THE PROBLEM =>
Scan the lines below for the string "Open" and copy every one that has it.

MATERIAL FOR THE TASK =>
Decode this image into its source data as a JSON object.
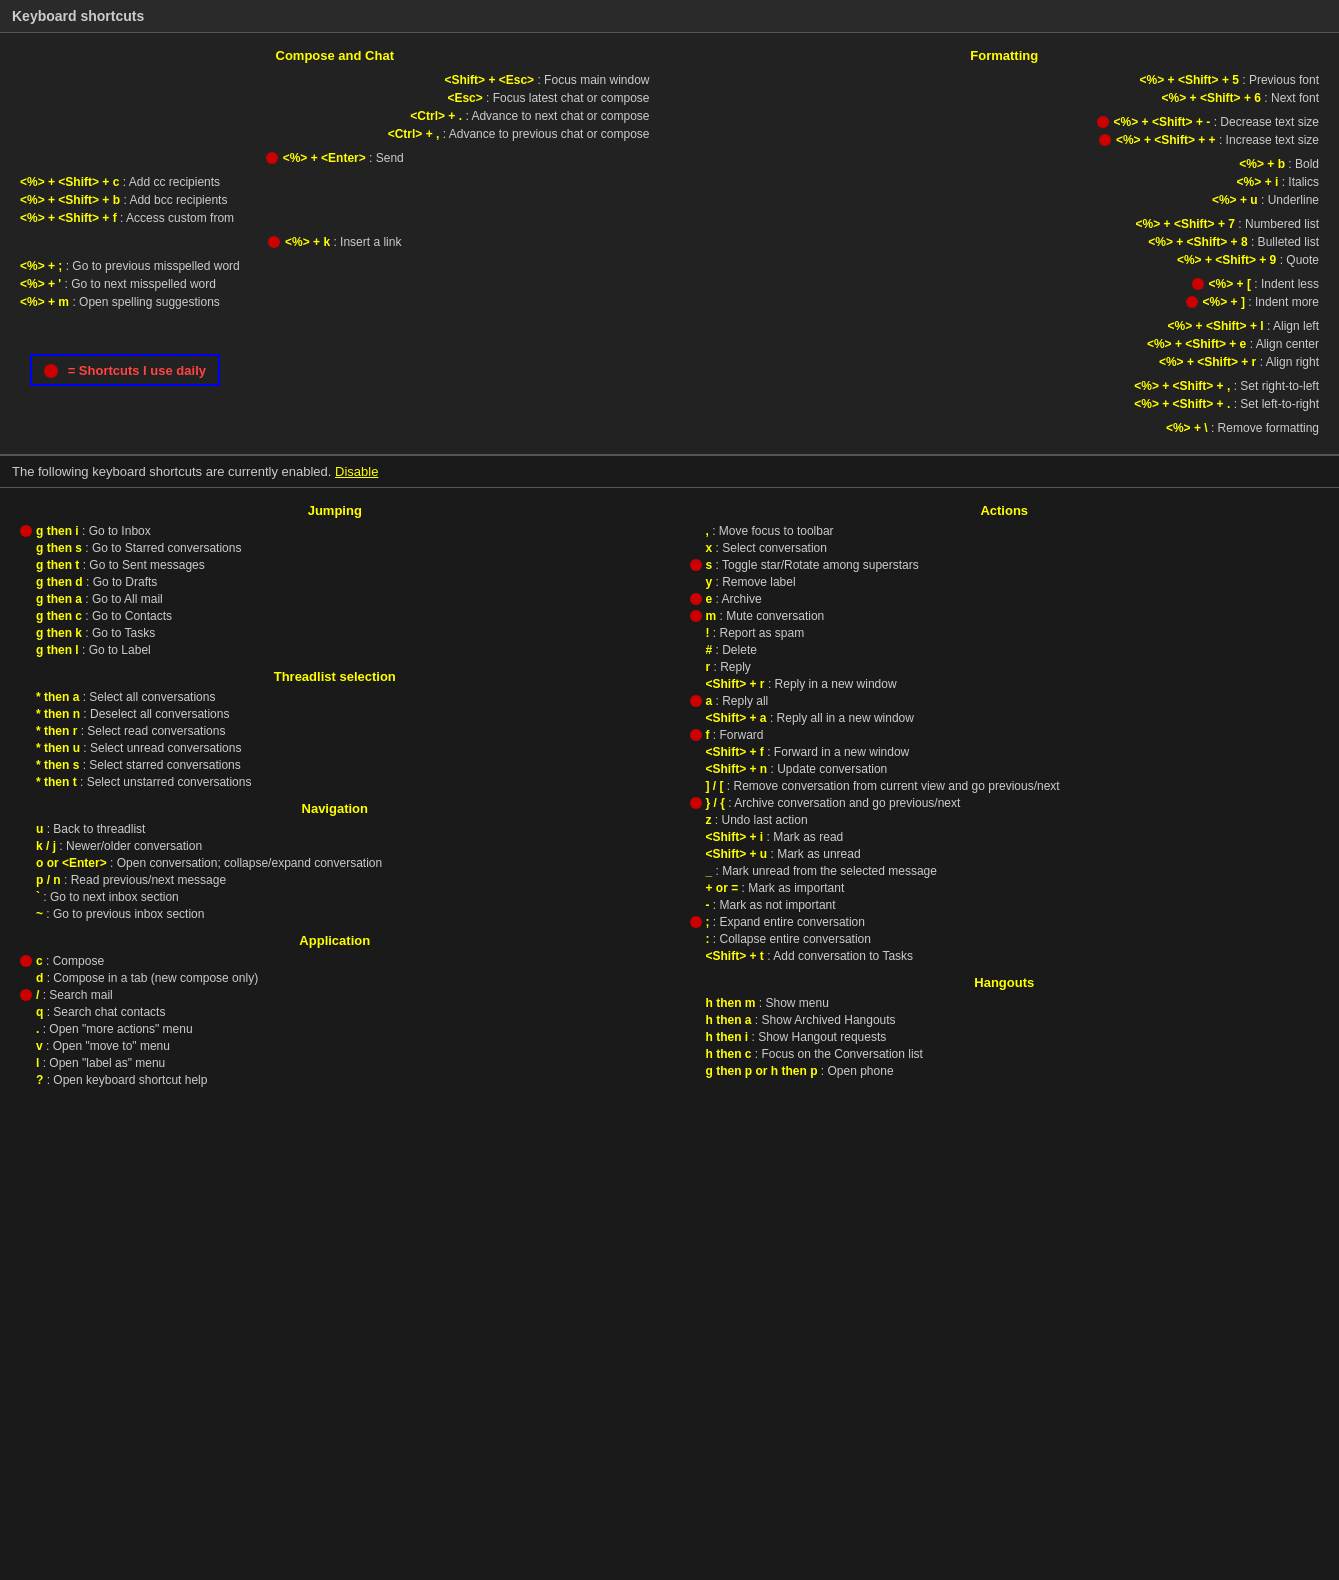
{
  "header": {
    "title": "Keyboard shortcuts"
  },
  "top": {
    "compose_chat": {
      "title": "Compose and Chat",
      "shortcuts": [
        {
          "keys": "<Shift> + <Esc>",
          "desc": "Focus main window",
          "daily": false,
          "indent": true
        },
        {
          "keys": "<Esc>",
          "desc": "Focus latest chat or compose",
          "daily": false,
          "indent": true
        },
        {
          "keys": "<Ctrl> + .",
          "desc": "Advance to next chat or compose",
          "daily": false,
          "indent": true
        },
        {
          "keys": "<Ctrl> + ,",
          "desc": "Advance to previous chat or compose",
          "daily": false,
          "indent": true
        }
      ],
      "send": {
        "keys": "<%> + <Enter>",
        "desc": "Send",
        "daily": true
      },
      "shortcuts2": [
        {
          "keys": "<%> + <Shift> + c",
          "desc": "Add cc recipients",
          "daily": false
        },
        {
          "keys": "<%> + <Shift> + b",
          "desc": "Add bcc recipients",
          "daily": false
        },
        {
          "keys": "<%> + <Shift> + f",
          "desc": "Access custom from",
          "daily": false
        }
      ],
      "link": {
        "keys": "<%> + k",
        "desc": "Insert a link",
        "daily": true
      },
      "spelling": [
        {
          "keys": "<%> + ;",
          "desc": "Go to previous misspelled word",
          "daily": false
        },
        {
          "keys": "<%> + '",
          "desc": "Go to next misspelled word",
          "daily": false
        },
        {
          "keys": "<%> + m",
          "desc": "Open spelling suggestions",
          "daily": false
        }
      ]
    },
    "formatting": {
      "title": "Formatting",
      "shortcuts": [
        {
          "keys": "<%> + <Shift> + 5",
          "desc": "Previous font",
          "daily": false,
          "right": true
        },
        {
          "keys": "<%> + <Shift> + 6",
          "desc": "Next font",
          "daily": false,
          "right": true
        }
      ],
      "size": [
        {
          "keys": "<%> + <Shift> + -",
          "desc": "Decrease text size",
          "daily": true,
          "right": true
        },
        {
          "keys": "<%> + <Shift> + +",
          "desc": "Increase text size",
          "daily": true,
          "right": true
        }
      ],
      "style": [
        {
          "keys": "<%> + b",
          "desc": "Bold",
          "daily": false,
          "right": true
        },
        {
          "keys": "<%> + i",
          "desc": "Italics",
          "daily": false,
          "right": true
        },
        {
          "keys": "<%> + u",
          "desc": "Underline",
          "daily": false,
          "right": true
        }
      ],
      "lists": [
        {
          "keys": "<%> + <Shift> + 7",
          "desc": "Numbered list",
          "daily": false,
          "right": true
        },
        {
          "keys": "<%> + <Shift> + 8",
          "desc": "Bulleted list",
          "daily": false,
          "right": true
        },
        {
          "keys": "<%> + <Shift> + 9",
          "desc": "Quote",
          "daily": false,
          "right": true
        }
      ],
      "indent": [
        {
          "keys": "<%> + [",
          "desc": "Indent less",
          "daily": true,
          "right": true
        },
        {
          "keys": "<%> + ]",
          "desc": "Indent more",
          "daily": true,
          "right": true
        }
      ],
      "align": [
        {
          "keys": "<%> + <Shift> + l",
          "desc": "Align left",
          "daily": false,
          "right": true
        },
        {
          "keys": "<%> + <Shift> + e",
          "desc": "Align center",
          "daily": false,
          "right": true
        },
        {
          "keys": "<%> + <Shift> + r",
          "desc": "Align right",
          "daily": false,
          "right": true
        }
      ],
      "rtl": [
        {
          "keys": "<%> + <Shift> + ,",
          "desc": "Set right-to-left",
          "daily": false,
          "right": true
        },
        {
          "keys": "<%> + <Shift> + .",
          "desc": "Set left-to-right",
          "daily": false,
          "right": true
        }
      ],
      "remove": [
        {
          "keys": "<%> + \\",
          "desc": "Remove formatting",
          "daily": false,
          "right": true
        }
      ]
    }
  },
  "legend": {
    "text": "= Shortcuts I use daily"
  },
  "enabled_bar": {
    "text": "The following keyboard shortcuts are currently enabled.",
    "link_text": "Disable"
  },
  "bottom": {
    "jumping": {
      "title": "Jumping",
      "items": [
        {
          "key": "g then i",
          "desc": "Go to Inbox",
          "daily": true
        },
        {
          "key": "g then s",
          "desc": "Go to Starred conversations",
          "daily": false
        },
        {
          "key": "g then t",
          "desc": "Go to Sent messages",
          "daily": false
        },
        {
          "key": "g then d",
          "desc": "Go to Drafts",
          "daily": false
        },
        {
          "key": "g then a",
          "desc": "Go to All mail",
          "daily": false
        },
        {
          "key": "g then c",
          "desc": "Go to Contacts",
          "daily": false
        },
        {
          "key": "g then k",
          "desc": "Go to Tasks",
          "daily": false
        },
        {
          "key": "g then l",
          "desc": "Go to Label",
          "daily": false
        }
      ]
    },
    "threadlist": {
      "title": "Threadlist selection",
      "items": [
        {
          "key": "* then a",
          "desc": "Select all conversations",
          "daily": false
        },
        {
          "key": "* then n",
          "desc": "Deselect all conversations",
          "daily": false
        },
        {
          "key": "* then r",
          "desc": "Select read conversations",
          "daily": false
        },
        {
          "key": "* then u",
          "desc": "Select unread conversations",
          "daily": false
        },
        {
          "key": "* then s",
          "desc": "Select starred conversations",
          "daily": false
        },
        {
          "key": "* then t",
          "desc": "Select unstarred conversations",
          "daily": false
        }
      ]
    },
    "navigation": {
      "title": "Navigation",
      "items": [
        {
          "key": "u",
          "desc": "Back to threadlist",
          "daily": false
        },
        {
          "key": "k / j",
          "desc": "Newer/older conversation",
          "daily": false
        },
        {
          "key": "o or <Enter>",
          "desc": "Open conversation; collapse/expand conversation",
          "daily": false
        },
        {
          "key": "p / n",
          "desc": "Read previous/next message",
          "daily": false
        },
        {
          "key": "`",
          "desc": "Go to next inbox section",
          "daily": false
        },
        {
          "key": "~",
          "desc": "Go to previous inbox section",
          "daily": false
        }
      ]
    },
    "application": {
      "title": "Application",
      "items": [
        {
          "key": "c",
          "desc": "Compose",
          "daily": true
        },
        {
          "key": "d",
          "desc": "Compose in a tab (new compose only)",
          "daily": false
        },
        {
          "key": "/",
          "desc": "Search mail",
          "daily": true
        },
        {
          "key": "q",
          "desc": "Search chat contacts",
          "daily": false
        },
        {
          "key": ".",
          "desc": "Open \"more actions\" menu",
          "daily": false
        },
        {
          "key": "v",
          "desc": "Open \"move to\" menu",
          "daily": false
        },
        {
          "key": "l",
          "desc": "Open \"label as\" menu",
          "daily": false
        },
        {
          "key": "?",
          "desc": "Open keyboard shortcut help",
          "daily": false
        }
      ]
    },
    "actions": {
      "title": "Actions",
      "items": [
        {
          "key": ",",
          "desc": "Move focus to toolbar",
          "daily": false
        },
        {
          "key": "x",
          "desc": "Select conversation",
          "daily": false
        },
        {
          "key": "s",
          "desc": "Toggle star/Rotate among superstars",
          "daily": true
        },
        {
          "key": "y",
          "desc": "Remove label",
          "daily": false
        },
        {
          "key": "e",
          "desc": "Archive",
          "daily": true
        },
        {
          "key": "m",
          "desc": "Mute conversation",
          "daily": true
        },
        {
          "key": "!",
          "desc": "Report as spam",
          "daily": false
        },
        {
          "key": "#",
          "desc": "Delete",
          "daily": false
        },
        {
          "key": "r",
          "desc": "Reply",
          "daily": false
        },
        {
          "key": "<Shift> + r",
          "desc": "Reply in a new window",
          "daily": false
        },
        {
          "key": "a",
          "desc": "Reply all",
          "daily": true
        },
        {
          "key": "<Shift> + a",
          "desc": "Reply all in a new window",
          "daily": false
        },
        {
          "key": "f",
          "desc": "Forward",
          "daily": true
        },
        {
          "key": "<Shift> + f",
          "desc": "Forward in a new window",
          "daily": false
        },
        {
          "key": "<Shift> + n",
          "desc": "Update conversation",
          "daily": false
        },
        {
          "key": "] / [",
          "desc": "Remove conversation from current view and go previous/next",
          "daily": false
        },
        {
          "key": "} / {",
          "desc": "Archive conversation and go previous/next",
          "daily": true
        },
        {
          "key": "z",
          "desc": "Undo last action",
          "daily": false
        },
        {
          "key": "<Shift> + i",
          "desc": "Mark as read",
          "daily": false
        },
        {
          "key": "<Shift> + u",
          "desc": "Mark as unread",
          "daily": false
        },
        {
          "key": "_",
          "desc": "Mark unread from the selected message",
          "daily": false
        },
        {
          "key": "+ or =",
          "desc": "Mark as important",
          "daily": false
        },
        {
          "key": "-",
          "desc": "Mark as not important",
          "daily": false
        },
        {
          "key": ";",
          "desc": "Expand entire conversation",
          "daily": true
        },
        {
          "key": ":",
          "desc": "Collapse entire conversation",
          "daily": false
        },
        {
          "key": "<Shift> + t",
          "desc": "Add conversation to Tasks",
          "daily": false
        }
      ]
    },
    "hangouts": {
      "title": "Hangouts",
      "items": [
        {
          "key": "h then m",
          "desc": "Show menu",
          "daily": false
        },
        {
          "key": "h then a",
          "desc": "Show Archived Hangouts",
          "daily": false
        },
        {
          "key": "h then i",
          "desc": "Show Hangout requests",
          "daily": false
        },
        {
          "key": "h then c",
          "desc": "Focus on the Conversation list",
          "daily": false
        },
        {
          "key": "g then p or h then p",
          "desc": "Open phone",
          "daily": false
        }
      ]
    }
  }
}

EXERCISE RESULT =>
          "desc": "Open spelling suggestions",
          "desc": "Open conversation; collapse/expand conversation",
          "desc": "Open \"more actions\" menu",
          "desc": "Open \"move to\" menu",
          "desc": "Open \"label as\" menu",
          "desc": "Open keyboard shortcut help",
          "desc": "Open phone",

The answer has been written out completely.